These measures would go along way to reassure Igbos and reduce the support for Biafria. There are not unreasonable demands and if met will greatly benefit the Nigerian economy and security.

If the federal government of Nigeria continues to refuse to address the reasons for the agitation for Biafra, Igbos must consider the following:

  1. Igbos with investments in other parts of Nigeria should begin to repatriate them and relocate to East Nigeria. This would force a reasonable government to take notice and address our grievances. It would also offer opportunity for Igbos to reach a new understanding and settlement with their host communities that would end the discrimination of Igbos. The government will have no reason to arrest Igbos for disinvesting and relocating to the east. Reasonable People vote with their feet under the circumstance Igbos are enduring in Nigeria.

  2. Igbos should consider economic sanctions like, stoping eating cow meat and eating only chicken, until the just demands are met.

  3. A representative committee of Igbos with the aim of developing the political strategy for independence should be set up by Oha an Eze immediately.

  4. A legal task force with funding should be set up to fight for anybody arrested as a result of peaceful protest for the actualisation of independent Igbo nation. No fight for freedom will be successful, if the foot soldier are not taken care of. At recent trial of some MASSOB members, not a single Igbo lawyer was present, the group was represented by a kind hearted and brave Yoruba lawyer who was angry at the abuse of their human rights. No Igbo politician at moment is fighting for justice for the victims of Ezu river murder and many other victims of the struggle to end discrimination and marginalisation of Igbos in Nigeria. No Igbo leader or politician seems concerned that 90% of street traders in Lagos, port Harcourt and in many cities in Nigeria are Igbo youth. No current Igbo politician is speaking out against the marginalisation and discrimination of Igbos. This is as sad as it is lamentable.

  5. Henceforth, Igbos should ensure that they only vote for political parties that recognises their right to self determination, promise to do something about is and the discrimination and marginalisation we are enduring. Igbos should ensure that only candidates from such parties are voted in as members of senate, House of Representatives, state House of Representatives and governors. This will give the political momentum for the conduct of a referendum in Igbo land which will give real legitimacy to the struggle for independence. This is one way of fighting for independence lawful through political process. It would need vulnerable people to risk their lives in ill thought out protests.

Without these measure.
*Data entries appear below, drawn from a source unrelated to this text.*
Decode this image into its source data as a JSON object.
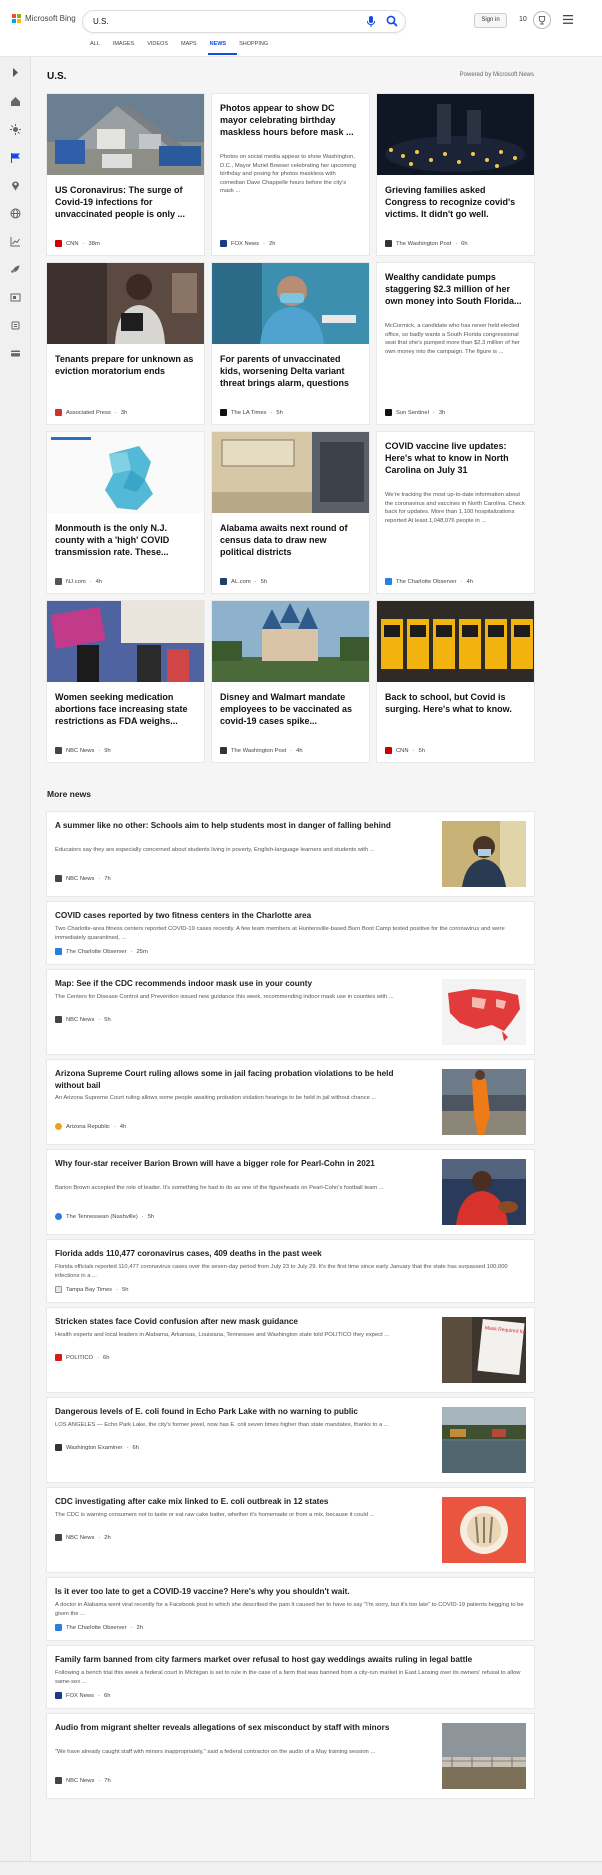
{
  "header": {
    "brand": "Microsoft Bing",
    "search_value": "U.S.",
    "signin": "Sign in",
    "rewards_count": "10"
  },
  "tabs": [
    "ALL",
    "IMAGES",
    "VIDEOS",
    "MAPS",
    "NEWS",
    "SHOPPING"
  ],
  "section": {
    "title": "U.S.",
    "powered": "Powered by Microsoft News"
  },
  "cards": [
    {
      "title": "US Coronavirus: The surge of Covid-19 infections for unvaccinated people is only ...",
      "source": "CNN",
      "time": "38m",
      "badge": "#cc0000"
    },
    {
      "title": "Photos appear to show DC mayor celebrating birthday maskless hours before mask ...",
      "summary": "Photos on social media appear to show Washington, D.C., Mayor Muriel Bowser celebrating her upcoming birthday and posing for photos maskless with comedian Dave Chappelle hours before the city's mask ...",
      "source": "FOX News",
      "time": "2h",
      "badge": "#1b3a8c"
    },
    {
      "title": "Grieving families asked Congress to recognize covid's victims. It didn't go well.",
      "source": "The Washington Post",
      "time": "6h",
      "badge": "#333333"
    },
    {
      "title": "Tenants prepare for unknown as eviction moratorium ends",
      "source": "Associated Press",
      "time": "3h",
      "badge": "#d32f2f"
    },
    {
      "title": "For parents of unvaccinated kids, worsening Delta variant threat brings alarm, questions",
      "source": "The LA Times",
      "time": "5h",
      "badge": "#111111"
    },
    {
      "title": "Wealthy candidate pumps staggering $2.3 million of her own money into South Florida...",
      "summary": "McCormick, a candidate who has never held elected office, so badly wants a South Florida congressional seat that she's pumped more than $2.3 million of her own money into the campaign. The figure is ...",
      "source": "Sun Sentinel",
      "time": "3h",
      "badge": "#111111"
    },
    {
      "title": "Monmouth is the only N.J. county with a 'high' COVID transmission rate. These...",
      "source": "NJ.com",
      "time": "4h",
      "badge": "#555555"
    },
    {
      "title": "Alabama awaits next round of census data to draw new political districts",
      "source": "AL.com",
      "time": "5h",
      "badge": "#1e3d6b"
    },
    {
      "title": "COVID vaccine live updates: Here's what to know in North Carolina on July 31",
      "summary": "We're tracking the most up-to-date information about the coronavirus and vaccines in North Carolina. Check back for updates. More than 1,100 hospitalizations reported At least 1,048,076 people in ...",
      "source": "The Charlotte Observer",
      "time": "4h",
      "badge": "#2a7de1"
    },
    {
      "title": "Women seeking medication abortions face increasing state restrictions as FDA weighs...",
      "source": "NBC News",
      "time": "9h",
      "badge": "#444444"
    },
    {
      "title": "Disney and Walmart mandate employees to be vaccinated as covid-19 cases spike...",
      "source": "The Washington Post",
      "time": "4h",
      "badge": "#333333"
    },
    {
      "title": "Back to school, but Covid is surging. Here's what to know.",
      "source": "CNN",
      "time": "5h",
      "badge": "#cc0000"
    }
  ],
  "images": {
    "c0": "tent",
    "c3": "woman",
    "c4": "mask",
    "c6": "map",
    "c7": "office",
    "c9": "protest",
    "c10": "castle",
    "c11": "bus"
  },
  "more_news_title": "More news",
  "news": [
    {
      "title": "A summer like no other: Schools aim to help students most in danger of falling behind",
      "summary": "Educators say they are especially concerned about students living in poverty, English-language learners and students with ...",
      "source": "NBC News",
      "time": "7h",
      "badge": "#444444",
      "thumb": "student"
    },
    {
      "title": "COVID cases reported by two fitness centers in the Charlotte area",
      "summary": "Two Charlotte-area fitness centers reported COVID-19 cases recently. A few team members at Huntersville-based Burn Boot Camp tested positive for the coronavirus and were immediately quarantined, ...",
      "source": "The Charlotte Observer",
      "time": "25m",
      "badge": "#2a7de1"
    },
    {
      "title": "Map: See if the CDC recommends indoor mask use in your county",
      "summary": "The Centers for Disease Control and Prevention issued new guidance this week, recommending indoor mask use in counties with ...",
      "source": "NBC News",
      "time": "5h",
      "badge": "#444444",
      "thumb": "usmap"
    },
    {
      "title": "Arizona Supreme Court ruling allows some in jail facing probation violations to be held without bail",
      "summary": "An Arizona Supreme Court ruling allows some people awaiting probation violation hearings to be held in jail without chance ...",
      "source": "Arizona Republic",
      "time": "4h",
      "badge": "#f0a020",
      "thumb": "jail"
    },
    {
      "title": "Why four-star receiver Barion Brown will have a bigger role for Pearl-Cohn in 2021",
      "summary": "Barion Brown accepted the role of leader. It's something he had to do as one of the figureheads on Pearl-Cohn's football team ...",
      "source": "The Tennessean (Nashville)",
      "time": "5h",
      "badge": "#2a7de1",
      "thumb": "football"
    },
    {
      "title": "Florida adds 110,477 coronavirus cases, 409 deaths in the past week",
      "summary": "Florida officials reported 110,477 coronavirus cases over the seven-day period from July 23 to July 29. It's the first time since early January that the state has surpassed 100,000 infections in a ...",
      "source": "Tampa Bay Times",
      "time": "5h",
      "badge": "#e8e8e8"
    },
    {
      "title": "Stricken states face Covid confusion after new mask guidance",
      "summary": "Health experts and local leaders in Alabama, Arkansas, Louisiana, Tennessee and Washington state told POLITICO they expect ...",
      "source": "POLITICO",
      "time": "6h",
      "badge": "#d71920",
      "thumb": "sign",
      "sign_text": "Mask Required for Entry"
    },
    {
      "title": "Dangerous levels of E. coli found in Echo Park Lake with no warning to public",
      "summary": "LOS ANGELES — Echo Park Lake, the city's former jewel, now has E. coli seven times higher than state mandates, thanks to a ...",
      "source": "Washington Examiner",
      "time": "6h",
      "badge": "#333333",
      "thumb": "lake"
    },
    {
      "title": "CDC investigating after cake mix linked to E. coli outbreak in 12 states",
      "summary": "The CDC is warning consumers not to taste or eat raw cake batter, whether it's homemade or from a mix, because it could ...",
      "source": "NBC News",
      "time": "2h",
      "badge": "#444444",
      "thumb": "cake"
    },
    {
      "title": "Is it ever too late to get a COVID-19 vaccine? Here's why you shouldn't wait.",
      "summary": "A doctor in Alabama went viral recently for a Facebook post in which she described the pain it caused her to have to say \"I'm sorry, but it's too late\" to COVID-19 patients begging to be given the ...",
      "source": "The Charlotte Observer",
      "time": "2h",
      "badge": "#2a7de1"
    },
    {
      "title": "Family farm banned from city farmers market over refusal to host gay weddings awaits ruling in legal battle",
      "summary": "Following a bench trial this week a federal court in Michigan is set to rule in the case of a farm that was banned from a city-run market in East Lansing over its owners' refusal to allow same-sex ...",
      "source": "FOX News",
      "time": "6h",
      "badge": "#1b3a8c"
    },
    {
      "title": "Audio from migrant shelter reveals allegations of sex misconduct by staff with minors",
      "summary": "\"We have already caught staff with minors inappropriately,\" said a federal contractor on the audio of a May training session ...",
      "source": "NBC News",
      "time": "7h",
      "badge": "#444444",
      "thumb": "shelter"
    }
  ],
  "colors": {
    "accent": "#174ae4",
    "bg": "#f5f5f5",
    "card": "#ffffff"
  }
}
Those who are exploiting the Biafra franchise for personal gains, will continue to grab the headlines and derail the genuine aspiration of Igbos to be free and live without discrimination. The current strategy by MASSOB And Radio Biafra is like starring the bee hive, without the means to harvest the honey. In such situation, one would only end up with bee stings.

Igbos need a political organisation to articulate the effort of all, to address our genuine grievances within Nigeria or work for independence through none violent political means. No one should be expected to accept and live with injustice. Enough is enough.